Alaska Native people have much to celebrate during the month of October!
Oct. 12 is Indigenous Peoples’ Day, which has replaced Columbus Day in 14 states, including Alaska, and the District of Columbia. The day is a celebration and acknowledgement of the nation’s Native populations, and it provides an opportunity to honor Indigenous communities and their resiliency in the face of colonization. Celebrations around Indigenous Peoples’ Day often include traditional foods, educational lectures, games, dances and songs.
Fittingly, Oct. 12 also marks the birthday of the late Peter Kalifornsky (Dena’ina Athabascan/Kenaitze), who was born in 1911 in Kalifornsky Village, Alaska. An original CIRI shareholder, Kalifornsky is best known as a writer and storyteller and the last Kenai Peninsula resident to speak the Dena’ina language. His is profiled in “Our Stories, Our Lives,” a publication of The CIRI Foundation, and was CIRI’s Shareholder of the Year in 1990. Kalifornsky won many awards during his lifetime, including Distinguished Humanist from the Alaska Humanities Forum in 1987 and Citizen of the Year from the Alaska Federation of Natives in 1990. His collected works, published in 1991, received a Book of the Year award from the Before Columbus Foundation. Audio recordings of Kalifornsky speaking the Dena’ina language are available on the Kenai Peninsula College website at web.kpc.alaska.edu/denaina.
Oct. 18 marks the anniversary of the first statewide Alaska Federation of Natives (AFN) Convention, which was held in 1966 in Anchorage. A major turning point that aided the formation of AFN was the assistance of the Chief of Tyonek village, Albert Kaloa Jr. Tyonek had recently been awarded $13 million dollars from oil leases on its reserve, and the village provided most of the financing for the first AFN meeting. The annual Convention, which now alternates between Anchorage and Fairbanks, Alaska, serves as the principal forum and voice for the Alaska Native community in addressing critical issues of public policy and government. The first Convention consisted of over 250 Alaska Native peoples representing 17 organizations. AFN’s membership now includes 175 federally recognized tribes, 155 village corporations, 11 regional corporations, including CIRI, and 12 regional nonprofit and tribal consortiums. Its annual Convention attracts thousands of attendees from across Alaska and the nation.
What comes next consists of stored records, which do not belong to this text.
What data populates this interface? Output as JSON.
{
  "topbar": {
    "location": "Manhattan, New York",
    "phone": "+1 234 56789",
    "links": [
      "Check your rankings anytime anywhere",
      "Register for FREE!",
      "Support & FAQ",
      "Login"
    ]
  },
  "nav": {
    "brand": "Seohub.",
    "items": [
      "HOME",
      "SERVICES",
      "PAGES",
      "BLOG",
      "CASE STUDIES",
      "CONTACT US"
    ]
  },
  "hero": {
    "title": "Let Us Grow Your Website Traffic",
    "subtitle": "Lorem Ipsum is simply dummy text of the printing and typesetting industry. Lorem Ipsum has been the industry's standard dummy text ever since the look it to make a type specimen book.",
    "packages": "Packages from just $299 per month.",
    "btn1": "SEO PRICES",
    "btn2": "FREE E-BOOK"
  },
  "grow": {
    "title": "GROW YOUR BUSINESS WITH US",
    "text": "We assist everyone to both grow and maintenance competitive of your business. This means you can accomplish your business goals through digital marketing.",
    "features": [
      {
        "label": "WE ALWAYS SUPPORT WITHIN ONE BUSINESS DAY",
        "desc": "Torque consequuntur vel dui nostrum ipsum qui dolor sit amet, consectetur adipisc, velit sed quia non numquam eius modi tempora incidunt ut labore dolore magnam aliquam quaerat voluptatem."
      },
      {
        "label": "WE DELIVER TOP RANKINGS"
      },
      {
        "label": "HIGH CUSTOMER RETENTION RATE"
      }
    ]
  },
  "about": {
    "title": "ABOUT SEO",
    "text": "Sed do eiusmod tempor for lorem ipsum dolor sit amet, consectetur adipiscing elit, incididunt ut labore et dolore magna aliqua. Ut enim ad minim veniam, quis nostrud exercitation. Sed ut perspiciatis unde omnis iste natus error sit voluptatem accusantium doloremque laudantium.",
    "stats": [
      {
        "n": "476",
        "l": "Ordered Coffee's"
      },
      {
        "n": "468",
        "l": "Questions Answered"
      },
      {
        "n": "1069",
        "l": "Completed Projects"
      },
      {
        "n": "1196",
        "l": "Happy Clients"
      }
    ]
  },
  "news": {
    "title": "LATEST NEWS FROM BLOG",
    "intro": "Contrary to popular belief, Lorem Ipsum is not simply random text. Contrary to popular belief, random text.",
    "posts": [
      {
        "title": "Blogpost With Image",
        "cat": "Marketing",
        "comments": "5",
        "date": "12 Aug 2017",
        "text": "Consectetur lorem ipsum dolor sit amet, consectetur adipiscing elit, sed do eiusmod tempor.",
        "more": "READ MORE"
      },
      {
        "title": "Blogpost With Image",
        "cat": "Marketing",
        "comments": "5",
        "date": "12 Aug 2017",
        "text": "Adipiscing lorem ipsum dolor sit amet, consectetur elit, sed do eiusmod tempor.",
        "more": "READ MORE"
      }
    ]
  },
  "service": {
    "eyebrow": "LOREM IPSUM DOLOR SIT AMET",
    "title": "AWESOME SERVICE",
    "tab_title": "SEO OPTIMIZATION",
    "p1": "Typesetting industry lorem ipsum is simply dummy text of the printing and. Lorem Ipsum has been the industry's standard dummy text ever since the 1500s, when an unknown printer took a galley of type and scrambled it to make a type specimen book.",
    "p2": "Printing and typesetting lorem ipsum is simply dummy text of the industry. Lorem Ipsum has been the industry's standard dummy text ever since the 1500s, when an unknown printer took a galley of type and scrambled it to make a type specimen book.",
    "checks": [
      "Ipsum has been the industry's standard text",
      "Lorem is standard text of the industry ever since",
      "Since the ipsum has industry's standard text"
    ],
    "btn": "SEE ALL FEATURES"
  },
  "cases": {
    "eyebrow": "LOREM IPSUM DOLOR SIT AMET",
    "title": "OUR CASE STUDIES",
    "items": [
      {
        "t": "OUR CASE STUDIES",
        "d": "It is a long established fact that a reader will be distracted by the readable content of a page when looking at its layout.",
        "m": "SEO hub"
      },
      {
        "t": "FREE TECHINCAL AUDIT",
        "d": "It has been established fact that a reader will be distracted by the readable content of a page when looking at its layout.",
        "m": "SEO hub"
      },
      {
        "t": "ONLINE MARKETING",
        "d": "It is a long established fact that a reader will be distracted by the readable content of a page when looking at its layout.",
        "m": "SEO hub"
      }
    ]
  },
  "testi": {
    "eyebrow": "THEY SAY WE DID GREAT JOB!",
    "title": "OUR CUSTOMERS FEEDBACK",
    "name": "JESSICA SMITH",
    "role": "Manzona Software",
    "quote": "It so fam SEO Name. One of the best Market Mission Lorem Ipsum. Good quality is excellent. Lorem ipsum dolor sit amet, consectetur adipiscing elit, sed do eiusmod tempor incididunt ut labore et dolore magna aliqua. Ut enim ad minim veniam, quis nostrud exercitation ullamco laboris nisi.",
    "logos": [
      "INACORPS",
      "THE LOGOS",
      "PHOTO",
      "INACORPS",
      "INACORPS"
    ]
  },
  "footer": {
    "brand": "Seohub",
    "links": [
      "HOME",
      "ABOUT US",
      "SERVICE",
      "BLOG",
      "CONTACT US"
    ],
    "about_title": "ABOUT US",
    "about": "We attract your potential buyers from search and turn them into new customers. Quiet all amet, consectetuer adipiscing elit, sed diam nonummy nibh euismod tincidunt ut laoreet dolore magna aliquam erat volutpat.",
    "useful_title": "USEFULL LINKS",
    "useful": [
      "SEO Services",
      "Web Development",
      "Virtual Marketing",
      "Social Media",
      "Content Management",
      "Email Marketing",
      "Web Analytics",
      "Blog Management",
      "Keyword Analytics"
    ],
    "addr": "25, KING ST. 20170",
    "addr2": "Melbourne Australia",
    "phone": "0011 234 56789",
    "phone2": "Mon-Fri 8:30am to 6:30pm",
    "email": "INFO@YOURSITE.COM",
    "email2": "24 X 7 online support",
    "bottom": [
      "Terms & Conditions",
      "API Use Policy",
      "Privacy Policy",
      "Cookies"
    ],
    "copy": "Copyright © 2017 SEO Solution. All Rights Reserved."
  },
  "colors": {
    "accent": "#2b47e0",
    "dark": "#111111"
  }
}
Alaska Day, which signifies the 1867 formal transfer of Alaska from Russia to the U.S., is also celebrated Oct. 18. It is an official state holiday in Alaska, meaning schools and many businesses are closed. The Southeast Alaska city of Sitka celebrates Alaska Day in a big way, with a three-day festival that typically includes a costume ball, dance and other performances, a mayoral proclamation, parade and tea at the Sitka Pioneer Home.